Monday, November 17, 2014

'Another Thin Man' Helped Depression-Era Audiences Escape

Nora (Myrna Loy): How did you find me here?

Nick (William Powell): I saw a great group of men standing around a table. I knew there was only one woman in the world who could attract men like that. A woman with a lot of money.

For the third time in five years, movie audiences were treated to William Powell and Myrna Loy as the wisecracking detective spouses, Nick and Nora Charles, in "Another Thin Man," which premiered on this day in 1939.

Powell and Loy made six "Thin Man" movies together, but they were paired in 14 movies all told. Well, to be accurate, they were co–stars in 13; the last one was Powell's movie, and Loy made a cameo appearance. Even so, without a doubt, they were one of the big screen's most prolific couples.

In a way, I think the "Thin Man" movies proved what a great actress Myrna Loy was. I guess you have to put her performances as Nora Charles up against her performances in other movies with other leading men to see what I'm talking about but try to stay with me here. Powell was a center–of–attention kind of guy, and Loy tailored her performance to let him do his thing. For want of a better label, she was Powell's straight man.

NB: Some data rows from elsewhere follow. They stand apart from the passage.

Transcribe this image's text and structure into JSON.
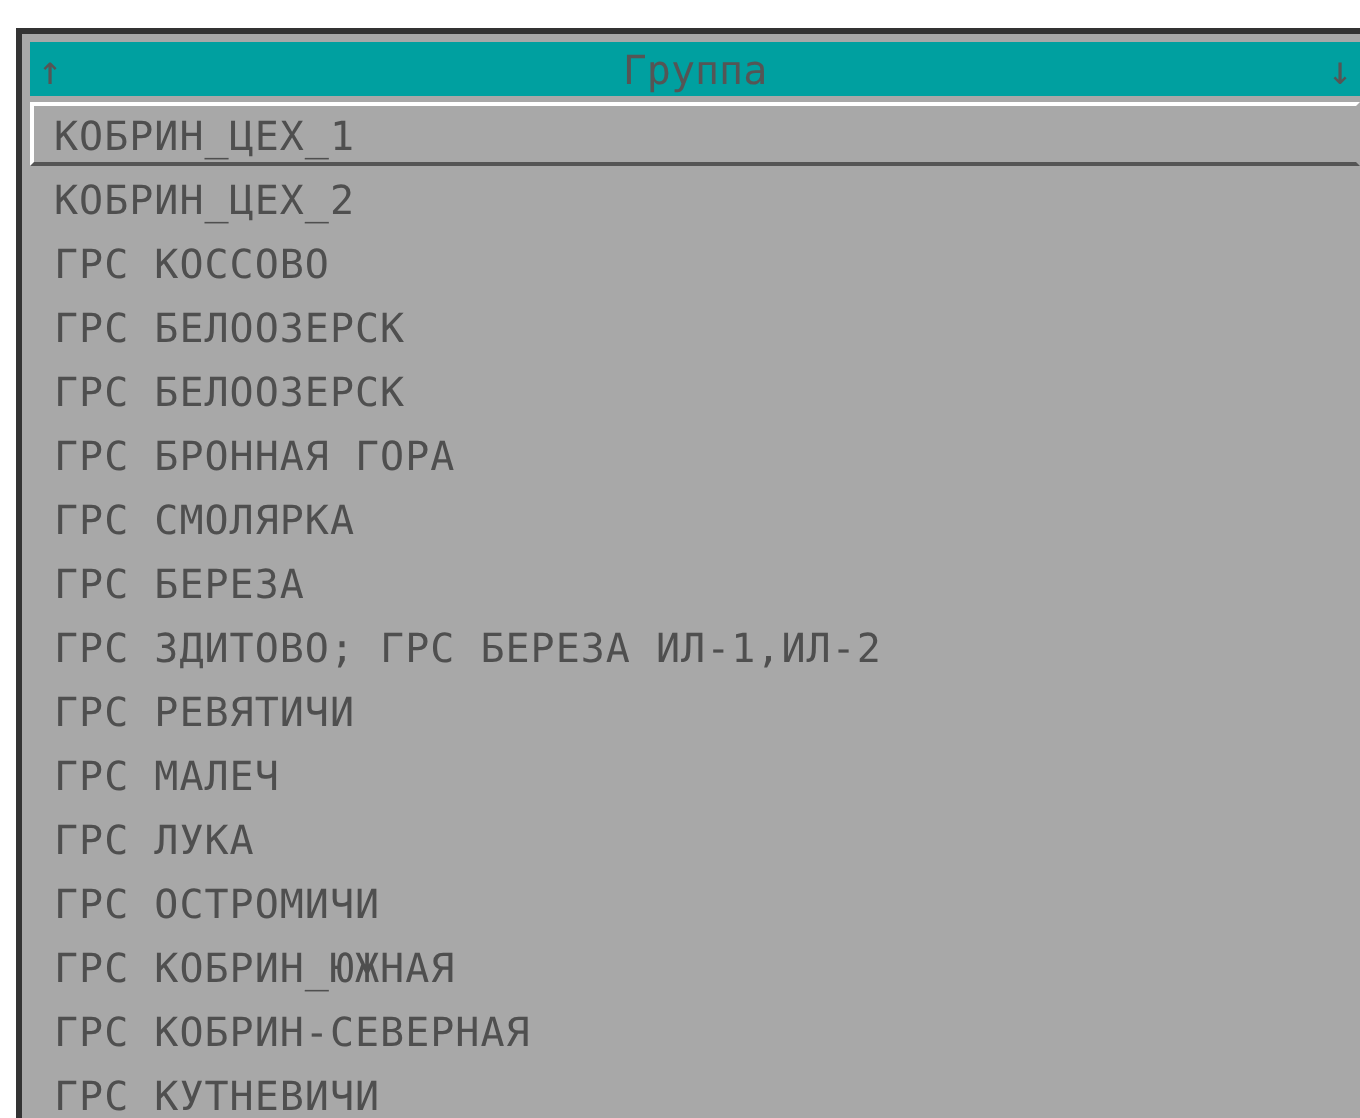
{
  "header": {
    "title": "Группа",
    "scroll_up": "↑",
    "scroll_down": "↓"
  },
  "rows": [
    {
      "label": "КОБРИН_ЦЕХ_1",
      "selected": true
    },
    {
      "label": "КОБРИН_ЦЕХ_2",
      "selected": false
    },
    {
      "label": "ГРС КОССОВО",
      "selected": false
    },
    {
      "label": "ГРС БЕЛООЗЕРСК",
      "selected": false
    },
    {
      "label": "ГРС БЕЛООЗЕРСК",
      "selected": false
    },
    {
      "label": "ГРС БРОННАЯ ГОРА",
      "selected": false
    },
    {
      "label": "ГРС СМОЛЯРКА",
      "selected": false
    },
    {
      "label": "ГРС БЕРЕЗА",
      "selected": false
    },
    {
      "label": "ГРС ЗДИТОВО; ГРС БЕРЕЗА ИЛ-1,ИЛ-2",
      "selected": false
    },
    {
      "label": "ГРС РЕВЯТИЧИ",
      "selected": false
    },
    {
      "label": "ГРС МАЛЕЧ",
      "selected": false
    },
    {
      "label": "ГРС ЛУКА",
      "selected": false
    },
    {
      "label": "ГРС ОСТРОМИЧИ",
      "selected": false
    },
    {
      "label": "ГРС КОБРИН_ЮЖНАЯ",
      "selected": false
    },
    {
      "label": "ГРС КОБРИН-СЕВЕРНАЯ",
      "selected": false
    },
    {
      "label": "ГРС КУТНЕВИЧИ",
      "selected": false
    }
  ]
}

In her other movies, she had different personae to complement her leading man, be he Fredric March, Spencer Tracy or Clark Gable. Each brought different strengths and weaknesses to their roles, and Loy was always able to be whatever she needed to be to make it work.

Now, I liked the original "Thin Man" movie (which was based on a Dashiell Hammett novel), and I liked the sequel that was made two years later, too. In some ways, I liked the sequel better — because it did the things that a good sequel ought to do. It expanded on themes that were introduced in the original, and it even had a surprising twist at the end. Can't ask for more than that from a sequel.

In some ways, though, I felt the story was getting a little tired by the third installment. It was aptly named, but it needed a question mark to be correct, I suppose, and maybe an underline — Another Thin Man?

The third movie came out three years after the second one so it was only right to wonder what Nick and Nora had been up to. Well, as the audience discovered early, they had been fruitful and multiplied. The audience was already familiar with the Charleses' pet terrier, Asta, from the first two movies; now, there was a fourth member of the group, 8–month–old Nick Jr.

I am still not sure how I feel about that addition. In hindsight, it sort of strikes me as the kind of thing the writers for TV shows do when their programs are running out of gas. They insert a new character or they transport the cast to a new setting, hoping to open up new story lines and revive a sagging audience.

On TV, this tactic usually only buys the series a little more time, perhaps another season or two, at best. But it didn't seem to hurt the "Thin Man" franchise. It went on to produce three more movies in eight years.

It was a formula that happened to work very well. It was like some TV series that continue to thrive even after adding new characters. It was that way with Happy Days, which added characters and even a phrase to the popular vocabulary that defined desperation ("jumping the shark") yet continued to thrive.

Audiences knew what they were getting with Nick and Nora. The plot of the movie only existed to give the audience what it wanted.

It was strictly entertainment, nothing Oscar–worthy about it. And, in fact, "Another Thin Man" received no Oscar nominations — unlike the original "Thin Man," which received four Oscar nominations five years earlier.

Well, 1939 was an especially difficult year for movies to get popular attention, but I don't think "Another Thin Man" really deserved any nominations that year. It was just good escapist fare for Americans who were still trying to free themselves from the grip of the Great Depression.